Exercise data:
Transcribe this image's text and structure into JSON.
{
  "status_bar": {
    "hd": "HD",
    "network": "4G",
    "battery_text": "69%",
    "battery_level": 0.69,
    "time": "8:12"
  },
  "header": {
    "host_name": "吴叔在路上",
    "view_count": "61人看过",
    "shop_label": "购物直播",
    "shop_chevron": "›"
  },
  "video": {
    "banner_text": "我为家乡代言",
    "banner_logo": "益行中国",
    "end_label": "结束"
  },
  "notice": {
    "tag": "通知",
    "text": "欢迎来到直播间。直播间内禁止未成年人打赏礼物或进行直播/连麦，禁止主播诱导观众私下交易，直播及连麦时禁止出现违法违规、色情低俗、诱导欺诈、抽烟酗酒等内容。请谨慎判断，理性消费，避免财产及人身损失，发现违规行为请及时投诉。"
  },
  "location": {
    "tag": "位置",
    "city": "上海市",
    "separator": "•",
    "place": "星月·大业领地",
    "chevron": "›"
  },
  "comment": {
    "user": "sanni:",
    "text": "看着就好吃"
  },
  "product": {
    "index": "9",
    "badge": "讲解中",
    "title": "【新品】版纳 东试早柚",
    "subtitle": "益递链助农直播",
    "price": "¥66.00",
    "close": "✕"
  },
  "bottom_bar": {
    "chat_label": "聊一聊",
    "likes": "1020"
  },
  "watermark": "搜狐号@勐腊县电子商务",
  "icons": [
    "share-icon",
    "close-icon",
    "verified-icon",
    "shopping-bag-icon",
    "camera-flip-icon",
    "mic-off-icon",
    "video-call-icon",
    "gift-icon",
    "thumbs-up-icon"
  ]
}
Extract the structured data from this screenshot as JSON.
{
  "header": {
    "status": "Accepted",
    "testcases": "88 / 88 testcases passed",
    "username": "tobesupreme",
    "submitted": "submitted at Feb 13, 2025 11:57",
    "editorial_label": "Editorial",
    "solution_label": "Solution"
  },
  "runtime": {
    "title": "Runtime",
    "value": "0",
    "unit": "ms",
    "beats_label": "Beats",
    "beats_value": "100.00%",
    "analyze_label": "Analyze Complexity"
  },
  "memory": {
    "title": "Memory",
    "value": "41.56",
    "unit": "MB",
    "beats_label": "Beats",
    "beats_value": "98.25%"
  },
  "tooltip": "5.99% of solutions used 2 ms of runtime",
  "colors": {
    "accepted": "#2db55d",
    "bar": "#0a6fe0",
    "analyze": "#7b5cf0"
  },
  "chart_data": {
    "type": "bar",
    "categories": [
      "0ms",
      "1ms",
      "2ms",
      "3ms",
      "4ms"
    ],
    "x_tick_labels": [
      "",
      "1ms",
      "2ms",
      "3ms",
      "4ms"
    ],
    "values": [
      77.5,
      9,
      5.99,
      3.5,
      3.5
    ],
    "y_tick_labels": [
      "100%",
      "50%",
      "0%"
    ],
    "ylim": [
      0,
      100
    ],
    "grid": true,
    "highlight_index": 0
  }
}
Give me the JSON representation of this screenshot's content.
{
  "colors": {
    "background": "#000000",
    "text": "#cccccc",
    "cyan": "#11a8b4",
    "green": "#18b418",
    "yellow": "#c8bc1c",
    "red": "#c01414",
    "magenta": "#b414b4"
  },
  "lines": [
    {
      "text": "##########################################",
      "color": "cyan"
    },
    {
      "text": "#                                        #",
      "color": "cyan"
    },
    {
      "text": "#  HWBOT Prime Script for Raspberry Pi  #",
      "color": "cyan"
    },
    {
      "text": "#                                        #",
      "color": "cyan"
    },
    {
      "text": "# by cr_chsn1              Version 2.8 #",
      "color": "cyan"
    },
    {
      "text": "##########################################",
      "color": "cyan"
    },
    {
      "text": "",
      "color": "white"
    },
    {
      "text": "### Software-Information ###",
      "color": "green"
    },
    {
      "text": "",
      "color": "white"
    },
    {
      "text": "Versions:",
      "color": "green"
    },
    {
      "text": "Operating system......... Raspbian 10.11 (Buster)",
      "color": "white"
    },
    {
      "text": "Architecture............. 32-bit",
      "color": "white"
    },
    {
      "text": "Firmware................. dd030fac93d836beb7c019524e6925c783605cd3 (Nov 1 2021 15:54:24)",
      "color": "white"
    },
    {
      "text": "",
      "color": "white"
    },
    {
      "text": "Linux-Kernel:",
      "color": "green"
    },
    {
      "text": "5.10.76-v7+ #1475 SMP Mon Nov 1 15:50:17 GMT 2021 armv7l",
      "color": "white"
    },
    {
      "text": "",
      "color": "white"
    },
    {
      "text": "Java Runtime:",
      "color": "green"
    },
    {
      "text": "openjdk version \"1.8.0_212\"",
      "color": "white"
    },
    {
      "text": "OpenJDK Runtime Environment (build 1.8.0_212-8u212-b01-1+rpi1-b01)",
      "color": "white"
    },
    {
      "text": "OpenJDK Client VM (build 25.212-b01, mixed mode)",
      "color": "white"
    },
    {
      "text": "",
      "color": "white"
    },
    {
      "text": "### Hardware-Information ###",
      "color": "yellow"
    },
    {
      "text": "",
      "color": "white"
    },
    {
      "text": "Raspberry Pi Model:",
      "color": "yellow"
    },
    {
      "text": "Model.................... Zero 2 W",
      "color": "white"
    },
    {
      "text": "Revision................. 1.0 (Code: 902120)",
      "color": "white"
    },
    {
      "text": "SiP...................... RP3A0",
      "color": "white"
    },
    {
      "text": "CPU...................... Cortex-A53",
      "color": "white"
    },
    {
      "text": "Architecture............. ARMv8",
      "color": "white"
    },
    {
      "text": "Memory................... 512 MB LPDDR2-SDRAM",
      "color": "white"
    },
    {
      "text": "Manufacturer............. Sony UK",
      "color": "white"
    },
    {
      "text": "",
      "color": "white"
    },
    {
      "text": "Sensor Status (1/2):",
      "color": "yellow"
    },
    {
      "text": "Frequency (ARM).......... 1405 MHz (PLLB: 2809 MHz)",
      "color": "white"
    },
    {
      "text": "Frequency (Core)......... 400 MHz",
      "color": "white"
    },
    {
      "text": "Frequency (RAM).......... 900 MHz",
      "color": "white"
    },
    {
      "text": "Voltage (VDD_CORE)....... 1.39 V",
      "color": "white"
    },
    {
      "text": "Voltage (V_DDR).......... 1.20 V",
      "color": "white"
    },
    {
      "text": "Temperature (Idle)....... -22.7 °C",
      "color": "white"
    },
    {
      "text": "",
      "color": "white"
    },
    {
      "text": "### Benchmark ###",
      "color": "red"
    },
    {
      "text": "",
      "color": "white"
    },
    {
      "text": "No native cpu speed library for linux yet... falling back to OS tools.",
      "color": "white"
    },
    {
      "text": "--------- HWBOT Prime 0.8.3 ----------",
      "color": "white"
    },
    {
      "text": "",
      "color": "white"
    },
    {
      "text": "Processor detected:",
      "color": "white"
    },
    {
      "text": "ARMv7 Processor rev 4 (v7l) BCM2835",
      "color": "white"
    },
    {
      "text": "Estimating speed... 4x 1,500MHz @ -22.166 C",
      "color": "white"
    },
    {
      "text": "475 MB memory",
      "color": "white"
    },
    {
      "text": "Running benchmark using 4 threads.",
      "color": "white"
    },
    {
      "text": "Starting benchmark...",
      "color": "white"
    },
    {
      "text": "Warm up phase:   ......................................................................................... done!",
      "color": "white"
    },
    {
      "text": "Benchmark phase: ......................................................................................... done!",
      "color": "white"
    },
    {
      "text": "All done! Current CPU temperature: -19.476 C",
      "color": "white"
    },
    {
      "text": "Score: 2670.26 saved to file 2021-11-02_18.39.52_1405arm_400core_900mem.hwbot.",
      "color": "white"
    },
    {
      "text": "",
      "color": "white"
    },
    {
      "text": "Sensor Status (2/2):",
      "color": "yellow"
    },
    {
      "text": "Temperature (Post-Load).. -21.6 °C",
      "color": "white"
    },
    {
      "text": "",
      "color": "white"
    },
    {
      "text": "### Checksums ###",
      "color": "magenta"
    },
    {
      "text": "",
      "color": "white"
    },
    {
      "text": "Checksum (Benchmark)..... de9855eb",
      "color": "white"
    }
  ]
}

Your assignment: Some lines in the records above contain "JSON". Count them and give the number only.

Answer to this problem: 3